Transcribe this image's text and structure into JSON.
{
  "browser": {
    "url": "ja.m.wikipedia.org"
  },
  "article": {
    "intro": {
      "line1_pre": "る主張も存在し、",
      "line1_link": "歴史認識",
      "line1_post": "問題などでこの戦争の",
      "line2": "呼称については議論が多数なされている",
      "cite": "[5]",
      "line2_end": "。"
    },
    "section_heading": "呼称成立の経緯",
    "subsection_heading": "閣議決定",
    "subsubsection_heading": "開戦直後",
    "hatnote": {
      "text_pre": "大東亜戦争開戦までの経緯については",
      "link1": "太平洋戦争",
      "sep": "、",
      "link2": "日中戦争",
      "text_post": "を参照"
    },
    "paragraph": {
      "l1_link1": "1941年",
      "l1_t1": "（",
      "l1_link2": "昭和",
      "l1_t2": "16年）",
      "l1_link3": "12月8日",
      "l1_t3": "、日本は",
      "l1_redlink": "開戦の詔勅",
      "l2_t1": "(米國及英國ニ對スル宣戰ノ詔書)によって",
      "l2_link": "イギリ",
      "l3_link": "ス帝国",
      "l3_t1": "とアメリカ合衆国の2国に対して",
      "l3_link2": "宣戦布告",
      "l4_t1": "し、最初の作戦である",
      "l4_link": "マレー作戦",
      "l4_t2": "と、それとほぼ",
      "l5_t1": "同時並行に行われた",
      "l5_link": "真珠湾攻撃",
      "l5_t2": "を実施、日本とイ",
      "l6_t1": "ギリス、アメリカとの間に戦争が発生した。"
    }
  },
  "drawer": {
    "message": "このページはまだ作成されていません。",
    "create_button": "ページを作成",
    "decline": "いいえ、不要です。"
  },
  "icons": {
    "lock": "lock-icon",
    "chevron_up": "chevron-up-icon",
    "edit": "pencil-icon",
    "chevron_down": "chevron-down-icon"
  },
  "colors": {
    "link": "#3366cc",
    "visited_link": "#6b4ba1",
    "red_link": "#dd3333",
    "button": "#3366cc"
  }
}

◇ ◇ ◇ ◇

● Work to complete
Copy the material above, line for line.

● Solved problem
Transcribe this image's text and structure into JSON.
{
  "browser": {
    "url": "ja.m.wikipedia.org"
  },
  "article": {
    "intro": {
      "line1_pre": "る主張も存在し、",
      "line1_link": "歴史認識",
      "line1_post": "問題などでこの戦争の",
      "line2": "呼称については議論が多数なされている",
      "cite": "[5]",
      "line2_end": "。"
    },
    "section_heading": "呼称成立の経緯",
    "subsection_heading": "閣議決定",
    "subsubsection_heading": "開戦直後",
    "hatnote": {
      "text_pre": "大東亜戦争開戦までの経緯については",
      "link1": "太平洋戦争",
      "sep": "、",
      "link2": "日中戦争",
      "text_post": "を参照"
    },
    "paragraph": {
      "l1_link1": "1941年",
      "l1_t1": "（",
      "l1_link2": "昭和",
      "l1_t2": "16年）",
      "l1_link3": "12月8日",
      "l1_t3": "、日本は",
      "l1_redlink": "開戦の詔勅",
      "l2_t1": "(米國及英國ニ對スル宣戰ノ詔書)によって",
      "l2_link": "イギリ",
      "l3_link": "ス帝国",
      "l3_t1": "とアメリカ合衆国の2国に対して",
      "l3_link2": "宣戦布告",
      "l4_t1": "し、最初の作戦である",
      "l4_link": "マレー作戦",
      "l4_t2": "と、それとほぼ",
      "l5_t1": "同時並行に行われた",
      "l5_link": "真珠湾攻撃",
      "l5_t2": "を実施、日本とイ",
      "l6_t1": "ギリス、アメリカとの間に戦争が発生した。"
    }
  },
  "drawer": {
    "message": "このページはまだ作成されていません。",
    "create_button": "ページを作成",
    "decline": "いいえ、不要です。"
  },
  "icons": {
    "lock": "lock-icon",
    "chevron_up": "chevron-up-icon",
    "edit": "pencil-icon",
    "chevron_down": "chevron-down-icon"
  },
  "colors": {
    "link": "#3366cc",
    "visited_link": "#6b4ba1",
    "red_link": "#dd3333",
    "button": "#3366cc"
  }
}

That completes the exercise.